# ABOUT THIS EXERCISE
Filter the entries, keeping every line with the string "Pixel".

# SUPPLIED MATERIAL
━━━━

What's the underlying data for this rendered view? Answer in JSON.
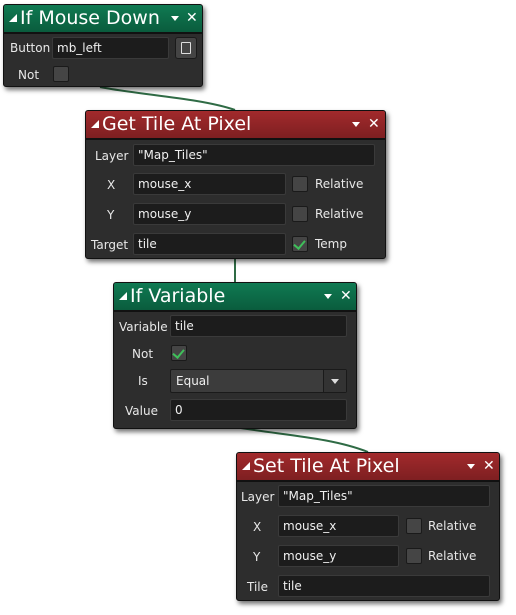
{
  "nodes": {
    "mouse_down": {
      "title": "If Mouse Down",
      "button_label": "Button",
      "button_value": "mb_left",
      "not_label": "Not",
      "not_checked": false
    },
    "get_tile": {
      "title": "Get Tile At Pixel",
      "layer_label": "Layer",
      "layer_value": "\"Map_Tiles\"",
      "x_label": "X",
      "x_value": "mouse_x",
      "x_relative_label": "Relative",
      "y_label": "Y",
      "y_value": "mouse_y",
      "y_relative_label": "Relative",
      "target_label": "Target",
      "target_value": "tile",
      "temp_label": "Temp",
      "temp_checked": true
    },
    "if_variable": {
      "title": "If Variable",
      "variable_label": "Variable",
      "variable_value": "tile",
      "not_label": "Not",
      "not_checked": true,
      "is_label": "Is",
      "is_value": "Equal",
      "value_label": "Value",
      "value_value": "0"
    },
    "set_tile": {
      "title": "Set Tile At Pixel",
      "layer_label": "Layer",
      "layer_value": "\"Map_Tiles\"",
      "x_label": "X",
      "x_value": "mouse_x",
      "x_relative_label": "Relative",
      "y_label": "Y",
      "y_value": "mouse_y",
      "y_relative_label": "Relative",
      "tile_label": "Tile",
      "tile_value": "tile"
    }
  },
  "icons": {
    "header_collapse": "collapse-triangle-icon",
    "header_menu": "chevron-down-icon",
    "header_close": "close-icon",
    "check": "checkmark-icon",
    "button_menu": "list-menu-icon"
  },
  "colors": {
    "condition_header": "#0a5c3d",
    "action_header": "#7e1f21",
    "node_body": "#2d2d2d",
    "field_bg": "#1c1c1c",
    "connector": "#2f6b45",
    "check": "#3fbf5a"
  }
}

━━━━

# TASK RESULT
      "title": "Get Tile At Pixel",
      "title": "Set Tile At Pixel",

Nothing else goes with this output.